PMCID: PMC3167889  PMID: 21493683
6.  Natural Transformation of Myxococcus xanthus▿† 
Journal of Bacteriology  2011;193(9):2122-2132.
Myxococcus xanthus belongs to the delta class of the proteobacteria and is notable for its complex life-style with social behaviors and relatively large genome. Although previous observations have suggested the existence of horizontal gene transfer in M. xanthus, its ability to take up exogenous DNA via natural transformation has not been experimentally demonstrated. In this study, we achieved natural transformation in M. xanthus using the autonomously replicating myxobacterial plasmid pZJY41 as donor DNA. M. xanthus exopolysaccharide (EPS) was shown to be an extracellular barrier for transformation. Cells deficient in EPS production, e.g., mutant strains carrying ΔdifA or ΔepsA, became naturally transformable. Among the inner barriers to transformation were restriction-modification systems in M. xanthus, which could be partially overcome by methylating DNA in vitro using cell extracts of M. xanthus prior to transformation. In addition, the incubation time of DNA with cells and the presence of divalent magnesium ion affected transformation frequency of M. xanthus.
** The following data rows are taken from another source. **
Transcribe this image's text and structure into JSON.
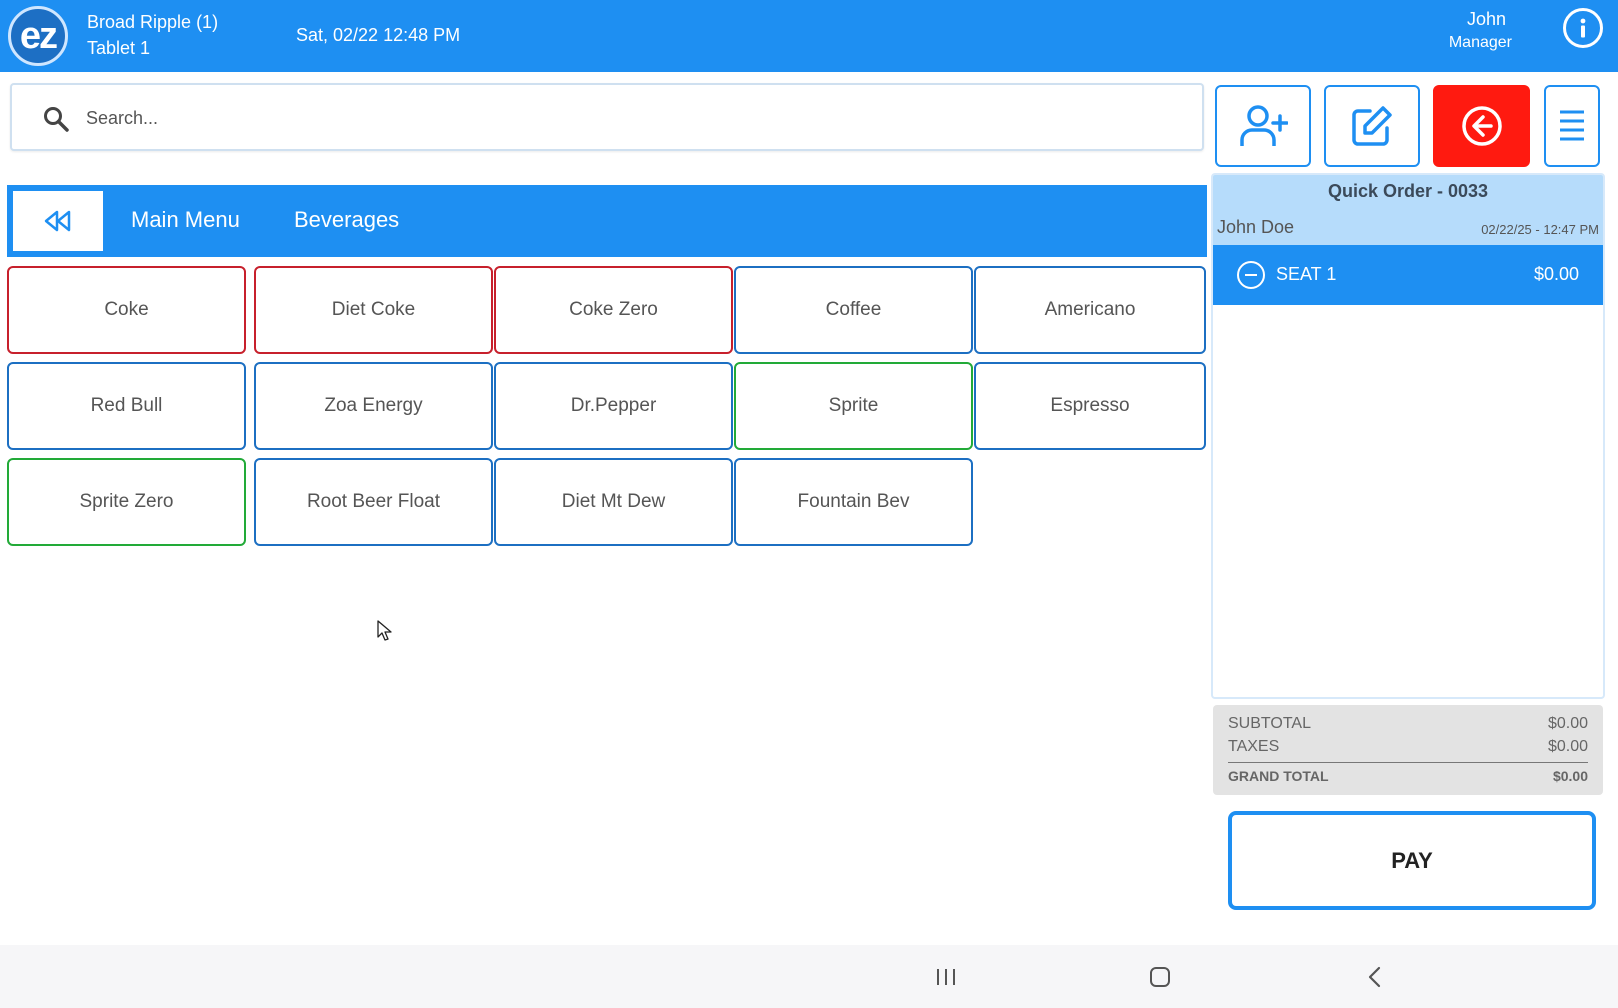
{
  "header": {
    "logo_text": "ez",
    "store_name": "Broad Ripple (1)",
    "device_name": "Tablet 1",
    "datetime": "Sat, 02/22 12:48 PM",
    "user_name": "John",
    "user_role": "Manager",
    "info_icon": "info-icon"
  },
  "search": {
    "placeholder": "Search..."
  },
  "actions": {
    "add_customer_icon": "add-user-icon",
    "edit_icon": "edit-icon",
    "exit_icon": "back-arrow-icon",
    "menu_icon": "hamburger-menu-icon",
    "exit_color": "#ff1a10"
  },
  "category_bar": {
    "back_icon": "double-chevron-left-icon",
    "crumbs": [
      "Main Menu",
      "Beverages"
    ]
  },
  "items": [
    {
      "label": "Coke",
      "color": "#c7202c"
    },
    {
      "label": "Diet Coke",
      "color": "#c7202c"
    },
    {
      "label": "Coke Zero",
      "color": "#c7202c"
    },
    {
      "label": "Coffee",
      "color": "#1c6fc2"
    },
    {
      "label": "Americano",
      "color": "#1c6fc2"
    },
    {
      "label": "Red Bull",
      "color": "#1c6fc2"
    },
    {
      "label": "Zoa Energy",
      "color": "#1c6fc2"
    },
    {
      "label": "Dr.Pepper",
      "color": "#1c6fc2"
    },
    {
      "label": "Sprite",
      "color": "#22aa38"
    },
    {
      "label": "Espresso",
      "color": "#1c6fc2"
    },
    {
      "label": "Sprite Zero",
      "color": "#22aa38"
    },
    {
      "label": "Root Beer Float",
      "color": "#1c6fc2"
    },
    {
      "label": "Diet Mt Dew",
      "color": "#1c6fc2"
    },
    {
      "label": "Fountain Bev",
      "color": "#1c6fc2"
    }
  ],
  "order": {
    "title": "Quick Order - 0033",
    "customer": "John Doe",
    "time": "02/22/25 - 12:47 PM",
    "seat_label": "SEAT 1",
    "seat_amount": "$0.00"
  },
  "totals": {
    "subtotal_label": "SUBTOTAL",
    "subtotal": "$0.00",
    "taxes_label": "TAXES",
    "taxes": "$0.00",
    "grand_label": "GRAND TOTAL",
    "grand": "$0.00"
  },
  "pay_label": "PAY",
  "colors": {
    "accent": "#1e8ff2",
    "order_header": "#b6dcfb",
    "totals_bg": "#e3e3e3"
  }
}
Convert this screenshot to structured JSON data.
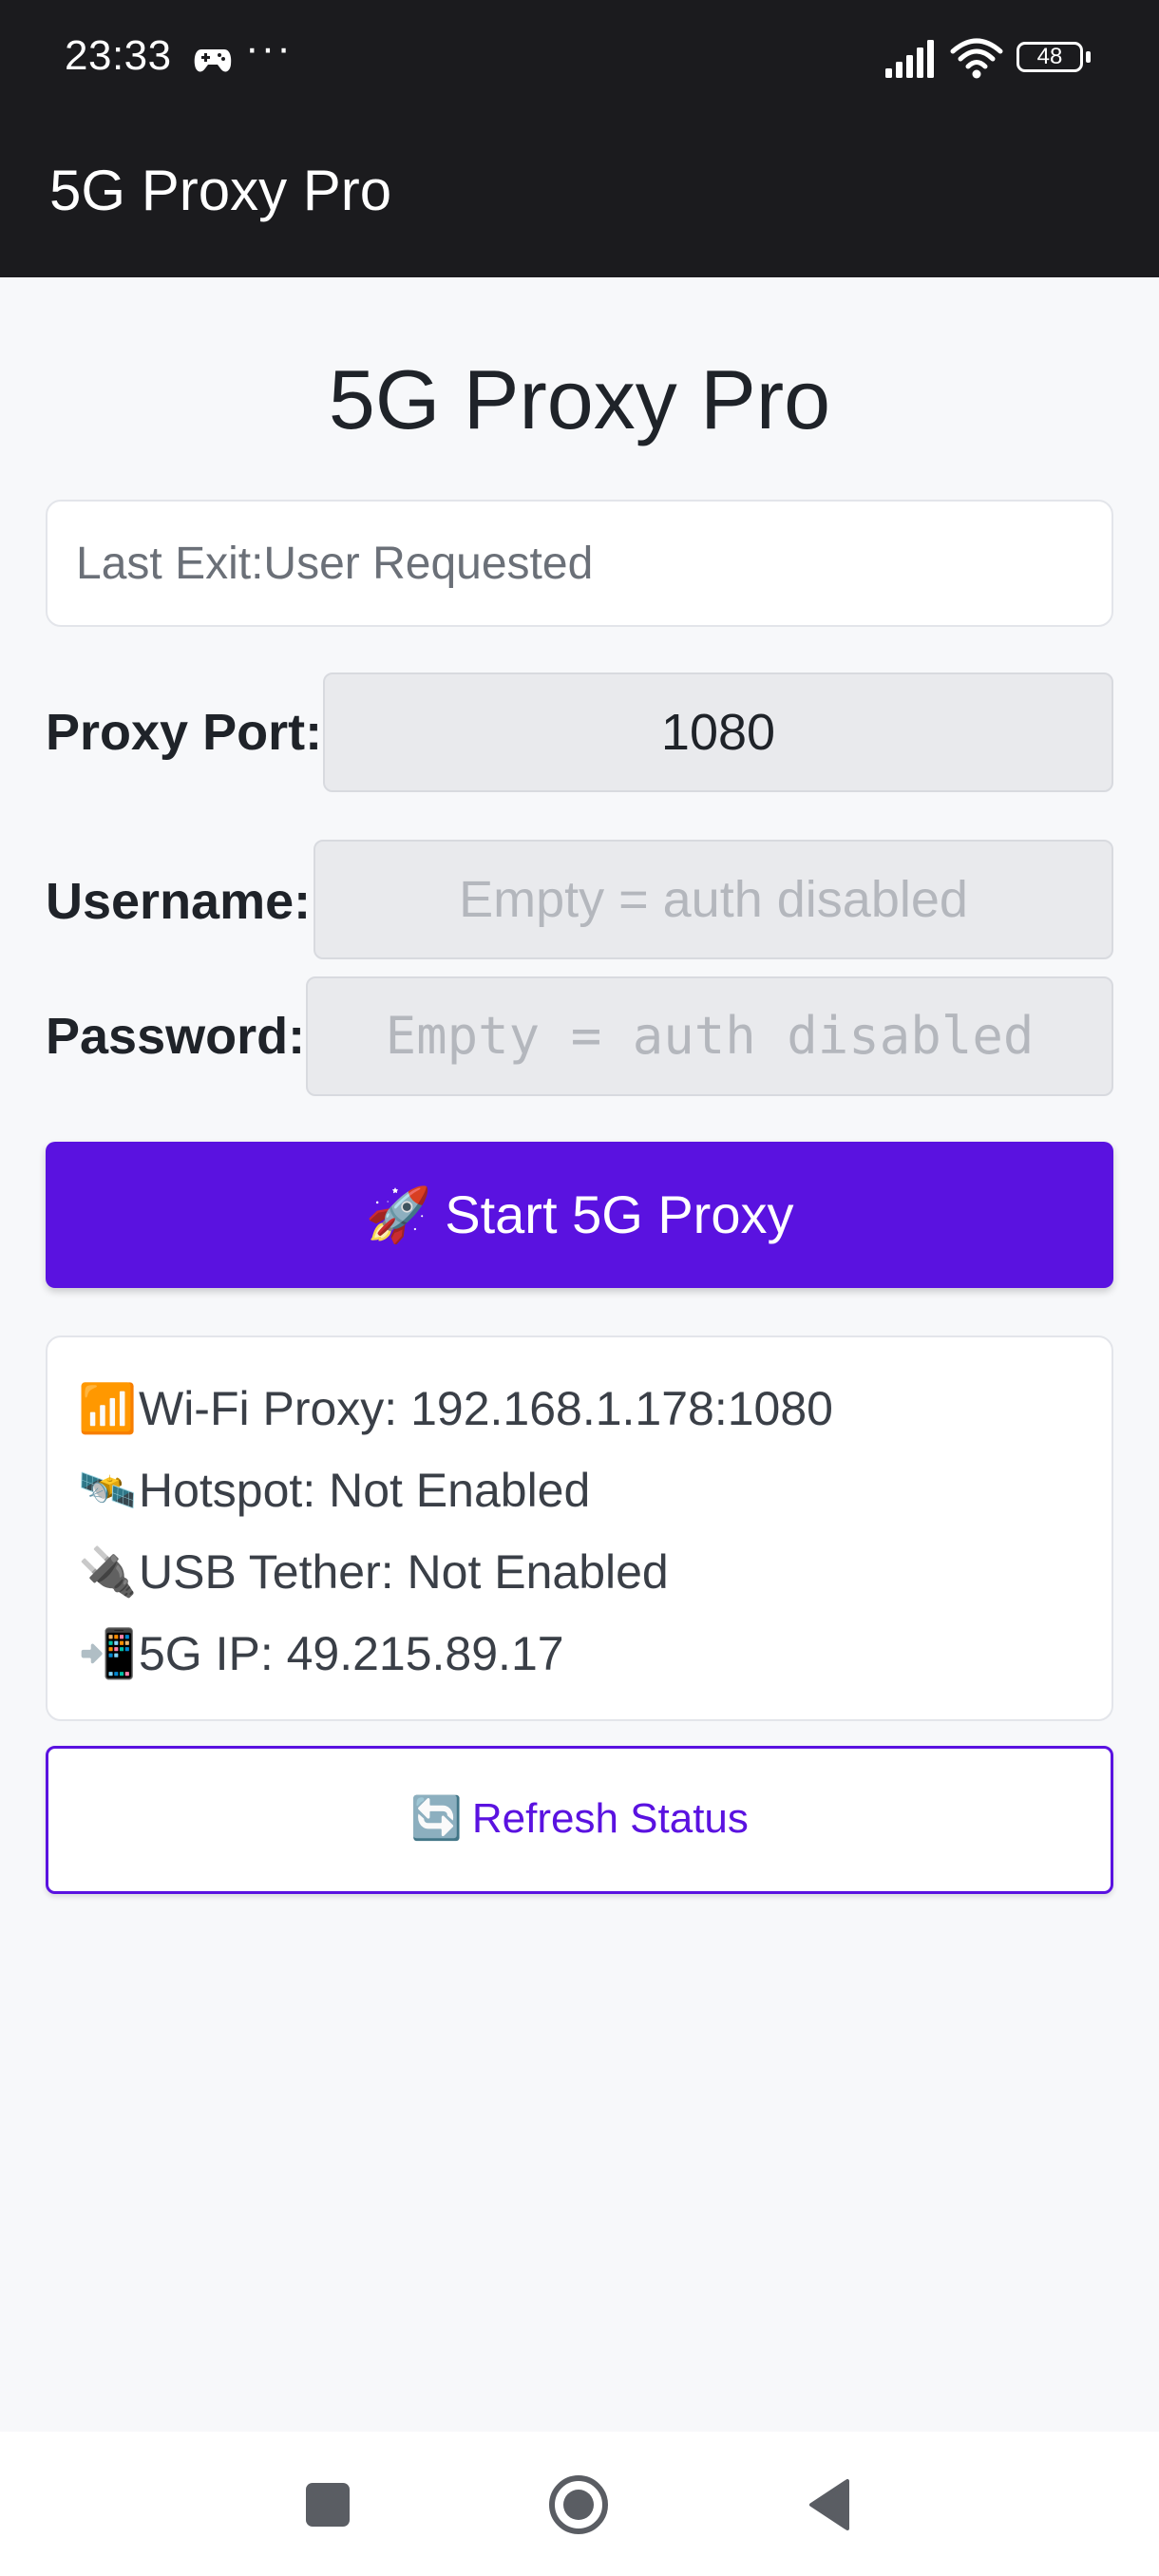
{
  "status_bar": {
    "time": "23:33",
    "more": "···",
    "battery": "48"
  },
  "app_bar": {
    "title": "5G Proxy Pro"
  },
  "main": {
    "title": "5G Proxy Pro",
    "last_exit": "Last Exit:User Requested",
    "port": {
      "label": "Proxy Port:",
      "value": "1080"
    },
    "username": {
      "label": "Username:",
      "placeholder": "Empty = auth disabled"
    },
    "password": {
      "label": "Password:",
      "placeholder": "Empty = auth disabled"
    },
    "start_button": {
      "emoji": "🚀",
      "label": "Start 5G Proxy"
    },
    "status": [
      {
        "emoji": "📶",
        "text": "Wi-Fi Proxy: 192.168.1.178:1080"
      },
      {
        "emoji": "🛰️",
        "text": "Hotspot: Not Enabled"
      },
      {
        "emoji": "🔌",
        "text": "USB Tether: Not Enabled"
      },
      {
        "emoji": "📲",
        "text": "5G IP: 49.215.89.17"
      }
    ],
    "refresh_button": {
      "emoji": "🔄",
      "label": "Refresh Status"
    }
  },
  "colors": {
    "accent": "#5a12e0",
    "topbar": "#1b1b1e",
    "background": "#f7f8fa"
  },
  "icons": {
    "status_bar": [
      "game-controller-icon",
      "signal-icon",
      "wifi-icon",
      "battery-icon"
    ],
    "navigation": [
      "recents-icon",
      "home-icon",
      "back-icon"
    ]
  }
}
Furthermore, we also observed a potential involvement of the type IV pilus system in the DNA uptake machinery of M. xanthus. The natural transformation was totally eliminated in the ΔpilQ/epsA and Δtgl/epsA mutants, and null mutation of pilB or pilC in an ΔepsA background diminished the transformation rate. Our study, to the best of our knowledge, provides the first example of a naturally transformable species among deltaproteobacteria.
doi:10.1128/JB.00041-11
PMCID: PMC3133062  PMID: 21378184
7.  Exopolysaccharide-Independent Social Motility of Myxococcus xanthus 
PLoS ONE  2011;6(1):e16102.
Social motility (S motility), the coordinated movement of large cell groups on agar surfaces, of Myxococcus xanthus requires type IV pili (TFP) and exopolysaccharides (EPS). Previous models proposed that this behavior, which only occurred within cell groups, requires cycles of TFP extension and retraction triggered by the close interaction of TFP with EPS. However, the curious observation that M. xanthus can perform TFP-dependent motility at a single-cell level when placed onto polystyrene surfaces in a highly viscous medium containing 1% methylcellulose indicated that “S motility” is not limited to group movements. In an apparent further challenge of the previous findings for S motility, mutants defective in EPS production were found to perform TFP-dependent motility on polystyrene surface in methylcellulose-containing medium. By exploring the interactions between pilin and surface materials, we found that the binding of TFP onto polystyrene surfaces eliminated the requirement for EPS in EPS- cells and thus enabled TFP-dependent motility on a single cell level. However, the presence of a general anchoring surface in a viscous environment could not substitute for the role of cell surface EPS in group movement. Furthermore, EPS was found to serve as a self-produced anchoring substrate that can be shed onto surfaces to enable cells to conduct TFP-dependent motility regardless of surface properties. These results suggested that in certain environments, such as in methylcellulose solution, the cells could bypass the need for EPS to anchor their TPF and conduct single-cell S motility to promote exploratory movement of colonies over new specific surfaces.
doi:10.1371/journal.pone.0016102
PMCID: PMC3016331  PMID: 21245931

Results 1-7 (7)